The suspicious looks given to people either wearing masks or not wearing masks, depending on where you go.
The painful bewilderment of going to the store and wondering how many of us in the building could be Typhoid Marys.
The act of love and friendship involved in handing someone a handmade sewn face mask.
The mostly universal “we’re in this together” attitude of kindness that I find in most of the places I must venture.
The “Roosevelt Fireside Chat style” daily press conferences by Governor Cuomo on YouTube, which have become my news lifeline and the calming, reasonable voice I look forward to daily.
The protective, possessive act of supporting favorite local restaurants by ordering takeout, just because you can.
Watching the adolescent diva’s bedroom turn from day-glow hot pink to dark moody teal, as if with the paint strokes, the last vestiges of girlhood were falling away in favor of the young woman that has emerged.
The happiness in my families’ voices when they greet me as I walk in the door after work every day.
Standing out in the spring sun, thanking God that spring still comes to cheer the planet, despite the apprehension and loneliness we are all experiencing.

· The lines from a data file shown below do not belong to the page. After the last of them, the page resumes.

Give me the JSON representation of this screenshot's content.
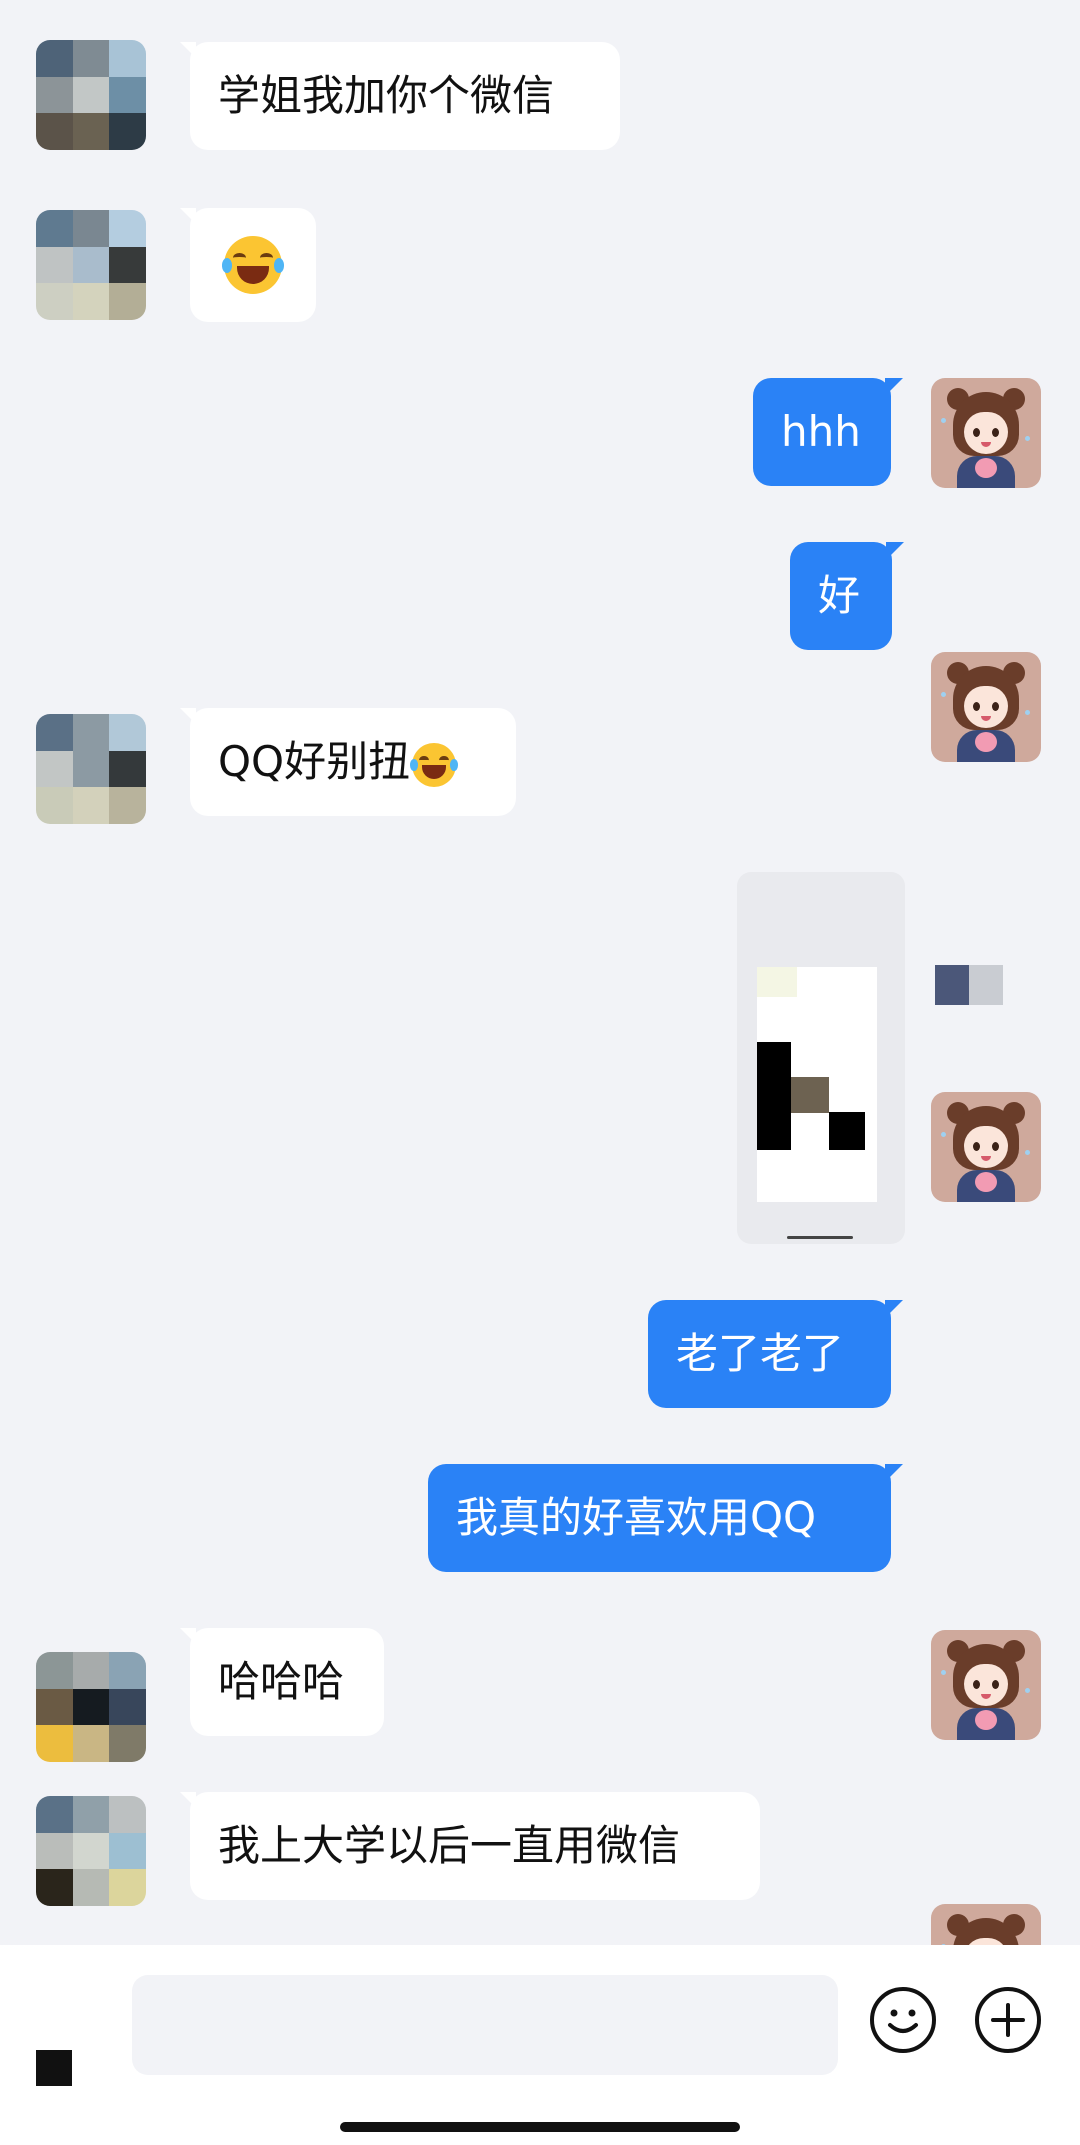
{
  "messages": [
    {
      "side": "incoming",
      "text": "学姐我加你个微信"
    },
    {
      "side": "incoming",
      "emoji": "tears-of-joy-emoji"
    },
    {
      "side": "outgoing",
      "text": "hhh"
    },
    {
      "side": "outgoing",
      "text": "好"
    },
    {
      "side": "incoming",
      "text": "QQ好别扭",
      "emoji": "tears-of-joy-emoji"
    },
    {
      "side": "outgoing",
      "image": "shared-screenshot-image"
    },
    {
      "side": "outgoing",
      "text": "老了老了"
    },
    {
      "side": "outgoing",
      "text": "我真的好喜欢用QQ"
    },
    {
      "side": "incoming",
      "text": "哈哈哈"
    },
    {
      "side": "incoming",
      "text": "我上大学以后一直用微信"
    }
  ],
  "input_bar": {
    "field_value": "",
    "emoji_button_icon": "smiley-icon",
    "plus_button_icon": "plus-icon"
  },
  "colors": {
    "background": "#f2f3f7",
    "outgoing_bubble": "#2a82f6",
    "incoming_bubble": "#ffffff"
  }
}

Forget clowns in a car, I think my closet is the Tardis! So our plumbing decided to go all Poltergeist on us with a leak in the wall. I got to play “How fast can you turn off the water to the house and clear the way to the attic manhole in your closet?”. Ten minutes later, this was the result, spewed into my not-huge bedroom. Hopefully there’s another dimension of intergalactic space attached to the closet, or else I have no human hope of getting it all back in there, God hasn’t created that big of a shoe horn! Of course, I could use my previous method of “open door, toss something in, shut door before feeling accountable”, but that usually takes months to complete and I can’t reach my yoga pants drawer right now.